━━ DATA EXTRACTS ━━

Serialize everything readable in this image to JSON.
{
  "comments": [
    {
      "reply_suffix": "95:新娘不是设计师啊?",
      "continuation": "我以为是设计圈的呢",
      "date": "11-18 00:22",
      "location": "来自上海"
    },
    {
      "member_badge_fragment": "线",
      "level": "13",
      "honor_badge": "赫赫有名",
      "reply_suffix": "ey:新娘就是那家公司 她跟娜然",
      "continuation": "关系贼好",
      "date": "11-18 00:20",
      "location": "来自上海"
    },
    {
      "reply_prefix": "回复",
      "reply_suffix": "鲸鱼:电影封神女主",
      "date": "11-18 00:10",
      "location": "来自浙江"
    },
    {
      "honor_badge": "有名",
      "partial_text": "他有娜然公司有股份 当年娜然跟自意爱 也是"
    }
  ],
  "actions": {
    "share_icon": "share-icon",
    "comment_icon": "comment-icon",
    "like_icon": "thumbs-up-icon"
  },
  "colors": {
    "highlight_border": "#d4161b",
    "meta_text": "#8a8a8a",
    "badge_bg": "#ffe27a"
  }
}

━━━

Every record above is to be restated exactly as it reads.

Serialize everything readable in this image to JSON.
{
  "comments": [
    {
      "reply_suffix": "95:新娘不是设计师啊?",
      "continuation": "我以为是设计圈的呢",
      "date": "11-18 00:22",
      "location": "来自上海"
    },
    {
      "member_badge_fragment": "线",
      "level": "13",
      "honor_badge": "赫赫有名",
      "reply_suffix": "ey:新娘就是那家公司 她跟娜然",
      "continuation": "关系贼好",
      "date": "11-18 00:20",
      "location": "来自上海"
    },
    {
      "reply_prefix": "回复",
      "reply_suffix": "鲸鱼:电影封神女主",
      "date": "11-18 00:10",
      "location": "来自浙江"
    },
    {
      "honor_badge": "有名",
      "partial_text": "他有娜然公司有股份 当年娜然跟自意爱 也是"
    }
  ],
  "actions": {
    "share_icon": "share-icon",
    "comment_icon": "comment-icon",
    "like_icon": "thumbs-up-icon"
  },
  "colors": {
    "highlight_border": "#d4161b",
    "meta_text": "#8a8a8a",
    "badge_bg": "#ffe27a"
  }
}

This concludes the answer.